The symptoms of a clogged fuel filter in a diesel car show up in the way an automobile starts or runs during acceleration. The fuel filter is a fuel system component through which diesel fuel passes, cleaning debris from the fuel and trapping it inside or by the fuel filter. This filtering of debris builds up in the fuel filter over time, causing the fuel filter to clog.
Diesel Engine Does Not Start
A good sign or symptom the fuel filter is clogged in a diesel car is the car will not start when the ignition is turned. The diesel car acts as though it is out of gas; the diesel engine turns over, but does not start. The clogged fuel filter is preventing gasoline from flowing into the injectors to enable the diesel engine to fire up. The first thing a diesel car owner must check is the quantity of fuel in the vehicle. If there is plenty of fuel in the gas tank, then the fuel filter is the most likely culprit.

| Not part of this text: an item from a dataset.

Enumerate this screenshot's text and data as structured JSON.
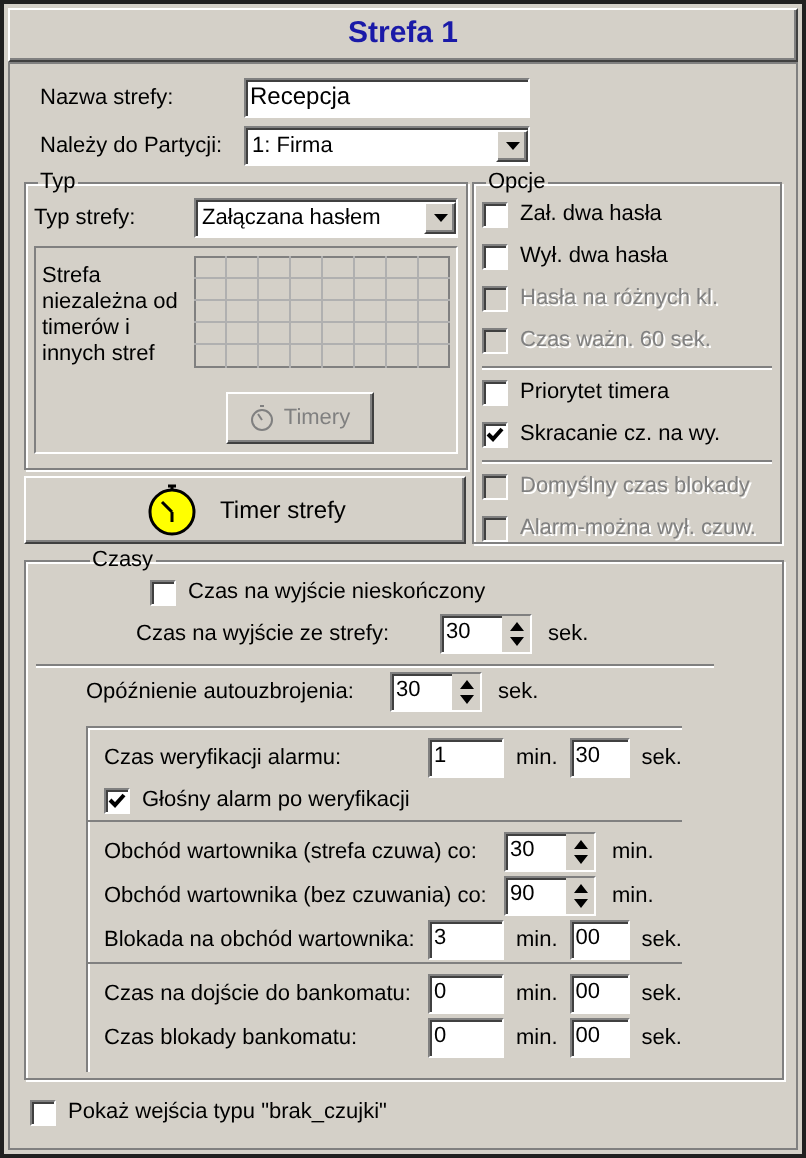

Diesel Engine Misses Out
A sure symptom of a clogged fuel filter is the diesel car will start missing out during acceleration. The fuel filter collects small particles of debris which flow through the fuel line. When the fuel filter begins to collect too many particles, the fuel filter does not allow enough diesel fuel to flow into the engine while it is operating. The diesel car begins to jerk and jump during acceleration because the fuel filter is beginning to become clogged.
A diesel engine will begin to idle roughly and act as though the engine is going to stall when the fuel filter is clogged. Once the diesel car is started and allowed to run for a while to warm up the engine, the diesel car owner will notice the engine sounds like it is choking. The engine will event stall and not start up again if the fuel filter is clogged. The engine can even begin to shake while the car is idling because not enough fuel is getting into the fuel injectors.

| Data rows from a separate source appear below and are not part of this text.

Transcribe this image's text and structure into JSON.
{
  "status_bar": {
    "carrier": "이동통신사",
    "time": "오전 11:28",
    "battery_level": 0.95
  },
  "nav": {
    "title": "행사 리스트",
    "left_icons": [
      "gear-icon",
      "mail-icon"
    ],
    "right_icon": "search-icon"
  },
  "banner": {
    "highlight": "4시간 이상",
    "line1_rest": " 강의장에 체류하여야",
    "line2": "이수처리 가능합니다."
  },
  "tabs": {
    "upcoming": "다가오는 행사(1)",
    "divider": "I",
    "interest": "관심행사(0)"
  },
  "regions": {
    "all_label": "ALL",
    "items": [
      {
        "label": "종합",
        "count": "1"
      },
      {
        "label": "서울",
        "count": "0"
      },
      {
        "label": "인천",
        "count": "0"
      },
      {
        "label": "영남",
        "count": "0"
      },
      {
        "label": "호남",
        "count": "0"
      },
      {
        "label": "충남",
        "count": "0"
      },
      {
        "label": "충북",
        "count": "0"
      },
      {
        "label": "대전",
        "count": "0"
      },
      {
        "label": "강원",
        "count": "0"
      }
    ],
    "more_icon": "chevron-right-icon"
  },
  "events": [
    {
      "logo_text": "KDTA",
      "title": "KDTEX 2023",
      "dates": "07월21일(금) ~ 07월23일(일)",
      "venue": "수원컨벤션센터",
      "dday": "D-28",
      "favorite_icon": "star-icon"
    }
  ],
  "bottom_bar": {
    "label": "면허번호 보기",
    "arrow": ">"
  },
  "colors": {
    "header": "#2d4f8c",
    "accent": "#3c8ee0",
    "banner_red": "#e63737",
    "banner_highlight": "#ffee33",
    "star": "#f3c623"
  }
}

Horacio Garcia has been writing since 1979, beginning his career as the spokesperson for Trinity Broadcast Network. Within 10 years Garcia was being called upon to write speeches and scripts for several state and federal congressmen, local broadcast networks and publications such as "Readers Digest." He received his bachelor's degree in public relations from Argosy University.